*** Opening Information ***

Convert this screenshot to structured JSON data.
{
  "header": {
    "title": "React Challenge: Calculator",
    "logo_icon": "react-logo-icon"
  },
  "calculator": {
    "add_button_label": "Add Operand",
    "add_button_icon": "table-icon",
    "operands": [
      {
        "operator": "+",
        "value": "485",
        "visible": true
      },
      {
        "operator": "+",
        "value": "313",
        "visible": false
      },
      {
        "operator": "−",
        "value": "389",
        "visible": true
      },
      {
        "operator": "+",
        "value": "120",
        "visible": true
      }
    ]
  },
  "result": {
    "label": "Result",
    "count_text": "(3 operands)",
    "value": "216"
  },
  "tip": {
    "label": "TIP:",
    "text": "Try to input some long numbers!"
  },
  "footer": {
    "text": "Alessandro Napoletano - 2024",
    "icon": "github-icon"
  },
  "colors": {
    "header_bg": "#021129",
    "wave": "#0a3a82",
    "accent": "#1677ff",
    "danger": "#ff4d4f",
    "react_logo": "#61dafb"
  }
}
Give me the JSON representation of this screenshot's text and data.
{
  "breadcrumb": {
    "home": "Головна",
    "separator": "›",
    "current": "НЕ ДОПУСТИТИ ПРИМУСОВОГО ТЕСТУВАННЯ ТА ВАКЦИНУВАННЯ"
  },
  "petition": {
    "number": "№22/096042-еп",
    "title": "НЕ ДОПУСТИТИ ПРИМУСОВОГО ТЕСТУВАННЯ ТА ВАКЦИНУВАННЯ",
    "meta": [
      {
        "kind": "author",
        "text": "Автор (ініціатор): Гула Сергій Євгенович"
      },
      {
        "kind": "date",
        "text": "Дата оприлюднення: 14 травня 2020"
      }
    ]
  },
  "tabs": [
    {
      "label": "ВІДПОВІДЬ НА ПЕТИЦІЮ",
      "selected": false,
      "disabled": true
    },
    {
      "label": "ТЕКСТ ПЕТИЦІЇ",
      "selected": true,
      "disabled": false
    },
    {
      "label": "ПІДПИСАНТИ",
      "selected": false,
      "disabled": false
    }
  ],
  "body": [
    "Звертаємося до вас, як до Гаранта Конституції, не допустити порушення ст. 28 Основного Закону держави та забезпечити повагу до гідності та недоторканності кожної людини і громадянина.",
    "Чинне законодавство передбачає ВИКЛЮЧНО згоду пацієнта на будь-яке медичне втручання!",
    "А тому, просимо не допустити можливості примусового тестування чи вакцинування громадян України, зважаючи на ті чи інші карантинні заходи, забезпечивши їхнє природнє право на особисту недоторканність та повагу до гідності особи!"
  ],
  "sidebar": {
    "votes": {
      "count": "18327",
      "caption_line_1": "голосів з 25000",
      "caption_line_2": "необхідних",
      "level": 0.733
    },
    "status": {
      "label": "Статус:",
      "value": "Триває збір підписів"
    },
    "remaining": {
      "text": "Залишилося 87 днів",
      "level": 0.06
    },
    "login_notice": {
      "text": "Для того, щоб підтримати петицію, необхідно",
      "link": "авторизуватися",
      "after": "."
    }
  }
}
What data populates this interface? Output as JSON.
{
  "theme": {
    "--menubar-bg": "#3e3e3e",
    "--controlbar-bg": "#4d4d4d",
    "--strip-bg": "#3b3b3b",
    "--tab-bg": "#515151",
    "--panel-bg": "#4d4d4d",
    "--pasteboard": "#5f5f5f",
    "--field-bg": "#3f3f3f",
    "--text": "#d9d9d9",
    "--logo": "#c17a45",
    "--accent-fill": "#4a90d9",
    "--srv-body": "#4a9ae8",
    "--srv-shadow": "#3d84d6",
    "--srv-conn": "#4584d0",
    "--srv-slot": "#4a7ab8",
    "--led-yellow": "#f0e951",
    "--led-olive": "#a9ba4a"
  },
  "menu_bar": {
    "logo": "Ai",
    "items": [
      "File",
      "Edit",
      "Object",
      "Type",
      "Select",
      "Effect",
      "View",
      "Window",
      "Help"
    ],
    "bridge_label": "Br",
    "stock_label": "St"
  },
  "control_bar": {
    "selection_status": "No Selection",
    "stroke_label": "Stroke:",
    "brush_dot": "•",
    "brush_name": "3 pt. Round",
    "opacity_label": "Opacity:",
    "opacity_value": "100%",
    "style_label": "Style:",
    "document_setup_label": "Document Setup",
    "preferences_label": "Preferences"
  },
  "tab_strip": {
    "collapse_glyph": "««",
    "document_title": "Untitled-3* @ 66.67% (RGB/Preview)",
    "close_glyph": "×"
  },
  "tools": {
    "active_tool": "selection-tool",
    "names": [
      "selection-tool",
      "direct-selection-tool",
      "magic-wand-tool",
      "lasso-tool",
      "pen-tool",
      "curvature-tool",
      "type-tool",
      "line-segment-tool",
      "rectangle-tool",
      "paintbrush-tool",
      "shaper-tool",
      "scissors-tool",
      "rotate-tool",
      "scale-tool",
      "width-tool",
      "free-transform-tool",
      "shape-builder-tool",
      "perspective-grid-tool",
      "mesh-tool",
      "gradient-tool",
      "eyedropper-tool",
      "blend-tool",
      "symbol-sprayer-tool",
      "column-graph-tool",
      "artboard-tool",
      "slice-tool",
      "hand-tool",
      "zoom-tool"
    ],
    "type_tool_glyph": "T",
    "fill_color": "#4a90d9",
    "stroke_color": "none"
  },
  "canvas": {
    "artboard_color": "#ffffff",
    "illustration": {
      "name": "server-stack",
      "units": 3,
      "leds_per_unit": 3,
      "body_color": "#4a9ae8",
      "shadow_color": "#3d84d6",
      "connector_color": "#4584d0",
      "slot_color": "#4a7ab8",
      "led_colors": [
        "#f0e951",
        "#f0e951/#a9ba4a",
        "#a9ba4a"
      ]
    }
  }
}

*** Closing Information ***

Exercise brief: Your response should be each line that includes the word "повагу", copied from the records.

Exercise response:
    "Звертаємося до вас, як до Гаранта Конституції, не допустити порушення ст. 28 Основного Закону держави та забезпечити повагу до гідності та недоторканності кожної людини і громадянина.",
    "А тому, просимо не допустити можливості примусового тестування чи вакцинування громадян України, зважаючи на ті чи інші карантинні заходи, забезпечивши їхнє природнє право на особисту недоторканність та повагу до гідності особи!"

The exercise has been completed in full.